BEGIN Input data
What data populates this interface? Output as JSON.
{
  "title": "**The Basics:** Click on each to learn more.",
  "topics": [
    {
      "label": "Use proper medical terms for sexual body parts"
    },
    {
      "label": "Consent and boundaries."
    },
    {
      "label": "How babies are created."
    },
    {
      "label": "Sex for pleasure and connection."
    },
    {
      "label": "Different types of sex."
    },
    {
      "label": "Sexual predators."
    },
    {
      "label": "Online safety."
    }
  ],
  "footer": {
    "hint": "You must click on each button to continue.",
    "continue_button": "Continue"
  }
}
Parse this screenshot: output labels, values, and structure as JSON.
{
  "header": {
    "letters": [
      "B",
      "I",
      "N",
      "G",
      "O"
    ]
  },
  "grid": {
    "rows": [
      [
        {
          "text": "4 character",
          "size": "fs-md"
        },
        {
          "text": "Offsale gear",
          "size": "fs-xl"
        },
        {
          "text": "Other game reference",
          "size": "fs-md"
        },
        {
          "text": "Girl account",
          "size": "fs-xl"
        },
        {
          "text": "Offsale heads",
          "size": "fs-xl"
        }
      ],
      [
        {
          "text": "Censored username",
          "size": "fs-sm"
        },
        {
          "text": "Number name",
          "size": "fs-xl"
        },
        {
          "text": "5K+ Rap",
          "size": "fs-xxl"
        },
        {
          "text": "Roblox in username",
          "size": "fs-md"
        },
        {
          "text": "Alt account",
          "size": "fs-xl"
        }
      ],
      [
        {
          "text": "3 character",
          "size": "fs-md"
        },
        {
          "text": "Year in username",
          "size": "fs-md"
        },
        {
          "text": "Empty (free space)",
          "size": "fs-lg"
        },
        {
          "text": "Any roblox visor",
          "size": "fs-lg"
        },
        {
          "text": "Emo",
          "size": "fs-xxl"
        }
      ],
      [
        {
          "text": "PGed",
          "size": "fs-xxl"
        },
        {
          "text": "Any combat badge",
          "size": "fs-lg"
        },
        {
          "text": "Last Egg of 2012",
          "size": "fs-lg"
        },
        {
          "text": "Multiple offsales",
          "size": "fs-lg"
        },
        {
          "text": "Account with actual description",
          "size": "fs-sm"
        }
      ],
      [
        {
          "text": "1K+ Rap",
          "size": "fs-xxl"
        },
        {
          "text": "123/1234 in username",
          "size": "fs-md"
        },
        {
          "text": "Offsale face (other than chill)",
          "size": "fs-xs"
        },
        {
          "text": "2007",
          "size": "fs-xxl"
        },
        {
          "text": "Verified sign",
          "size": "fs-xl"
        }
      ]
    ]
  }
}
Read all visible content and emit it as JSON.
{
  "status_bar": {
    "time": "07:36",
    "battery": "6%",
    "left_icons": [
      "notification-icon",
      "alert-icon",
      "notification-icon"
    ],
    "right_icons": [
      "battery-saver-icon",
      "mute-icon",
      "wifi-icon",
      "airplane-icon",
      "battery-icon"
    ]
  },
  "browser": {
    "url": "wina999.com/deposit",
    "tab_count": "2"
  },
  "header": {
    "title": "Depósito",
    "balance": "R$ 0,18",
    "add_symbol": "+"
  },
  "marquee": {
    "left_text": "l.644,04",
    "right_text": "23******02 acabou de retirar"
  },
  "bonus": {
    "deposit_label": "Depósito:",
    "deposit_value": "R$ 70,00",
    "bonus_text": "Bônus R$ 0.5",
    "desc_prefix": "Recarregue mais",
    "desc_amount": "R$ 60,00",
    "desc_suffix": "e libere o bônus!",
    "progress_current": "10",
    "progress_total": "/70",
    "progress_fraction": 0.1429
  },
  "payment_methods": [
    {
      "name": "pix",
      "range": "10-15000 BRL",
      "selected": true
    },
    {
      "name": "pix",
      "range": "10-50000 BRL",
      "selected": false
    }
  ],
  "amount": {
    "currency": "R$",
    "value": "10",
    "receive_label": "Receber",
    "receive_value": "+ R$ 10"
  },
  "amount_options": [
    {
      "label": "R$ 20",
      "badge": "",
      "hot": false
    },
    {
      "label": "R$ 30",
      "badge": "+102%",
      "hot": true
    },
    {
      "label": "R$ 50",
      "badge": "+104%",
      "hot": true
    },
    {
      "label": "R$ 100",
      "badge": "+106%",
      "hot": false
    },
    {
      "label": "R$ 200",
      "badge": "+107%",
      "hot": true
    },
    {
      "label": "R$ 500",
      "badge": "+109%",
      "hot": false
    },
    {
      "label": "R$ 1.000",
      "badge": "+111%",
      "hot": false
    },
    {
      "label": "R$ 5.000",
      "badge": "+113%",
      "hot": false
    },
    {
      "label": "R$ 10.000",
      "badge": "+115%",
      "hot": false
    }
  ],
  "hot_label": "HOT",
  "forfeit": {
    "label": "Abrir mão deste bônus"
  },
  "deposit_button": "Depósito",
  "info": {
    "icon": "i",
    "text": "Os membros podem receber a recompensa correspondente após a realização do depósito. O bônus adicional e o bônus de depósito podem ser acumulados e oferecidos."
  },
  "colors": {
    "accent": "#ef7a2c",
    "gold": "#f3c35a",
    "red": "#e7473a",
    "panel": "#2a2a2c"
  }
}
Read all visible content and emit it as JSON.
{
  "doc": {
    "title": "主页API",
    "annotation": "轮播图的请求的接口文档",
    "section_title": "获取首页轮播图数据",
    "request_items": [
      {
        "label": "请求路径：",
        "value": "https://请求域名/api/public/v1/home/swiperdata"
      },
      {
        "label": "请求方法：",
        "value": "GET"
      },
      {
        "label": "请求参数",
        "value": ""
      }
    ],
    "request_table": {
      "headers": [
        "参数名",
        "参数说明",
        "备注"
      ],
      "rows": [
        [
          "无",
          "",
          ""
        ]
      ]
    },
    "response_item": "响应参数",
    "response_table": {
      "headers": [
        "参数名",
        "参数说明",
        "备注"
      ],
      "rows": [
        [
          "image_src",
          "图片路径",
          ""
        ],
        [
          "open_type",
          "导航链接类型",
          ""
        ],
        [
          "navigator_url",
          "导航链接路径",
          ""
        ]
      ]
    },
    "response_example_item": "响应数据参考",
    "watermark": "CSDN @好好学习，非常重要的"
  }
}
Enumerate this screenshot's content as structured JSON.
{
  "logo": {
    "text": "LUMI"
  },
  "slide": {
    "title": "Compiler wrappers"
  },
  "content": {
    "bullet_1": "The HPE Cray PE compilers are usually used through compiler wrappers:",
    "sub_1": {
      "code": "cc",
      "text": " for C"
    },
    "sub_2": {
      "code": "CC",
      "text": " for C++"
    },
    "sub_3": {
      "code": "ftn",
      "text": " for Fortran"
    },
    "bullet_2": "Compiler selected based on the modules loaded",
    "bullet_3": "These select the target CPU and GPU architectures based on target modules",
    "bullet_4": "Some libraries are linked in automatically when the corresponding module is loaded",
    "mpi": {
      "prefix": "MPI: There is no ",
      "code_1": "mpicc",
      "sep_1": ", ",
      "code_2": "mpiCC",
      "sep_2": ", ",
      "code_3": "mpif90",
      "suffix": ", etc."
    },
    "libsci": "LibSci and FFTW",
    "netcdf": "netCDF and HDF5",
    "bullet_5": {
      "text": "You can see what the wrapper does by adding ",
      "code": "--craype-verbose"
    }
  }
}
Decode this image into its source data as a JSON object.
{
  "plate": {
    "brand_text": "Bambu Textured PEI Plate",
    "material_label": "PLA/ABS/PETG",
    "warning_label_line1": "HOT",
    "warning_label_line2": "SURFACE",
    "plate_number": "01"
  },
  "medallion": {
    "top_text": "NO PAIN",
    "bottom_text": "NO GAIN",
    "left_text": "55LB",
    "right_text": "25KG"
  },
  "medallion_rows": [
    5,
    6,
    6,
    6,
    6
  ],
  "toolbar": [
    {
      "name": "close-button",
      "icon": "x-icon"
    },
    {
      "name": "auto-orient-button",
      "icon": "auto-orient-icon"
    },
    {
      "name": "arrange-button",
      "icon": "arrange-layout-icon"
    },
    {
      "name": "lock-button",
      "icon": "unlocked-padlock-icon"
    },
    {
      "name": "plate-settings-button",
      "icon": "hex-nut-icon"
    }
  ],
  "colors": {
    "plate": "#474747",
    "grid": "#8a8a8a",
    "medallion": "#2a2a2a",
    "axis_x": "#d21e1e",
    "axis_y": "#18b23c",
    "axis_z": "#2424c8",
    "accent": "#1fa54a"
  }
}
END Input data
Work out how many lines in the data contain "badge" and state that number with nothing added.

10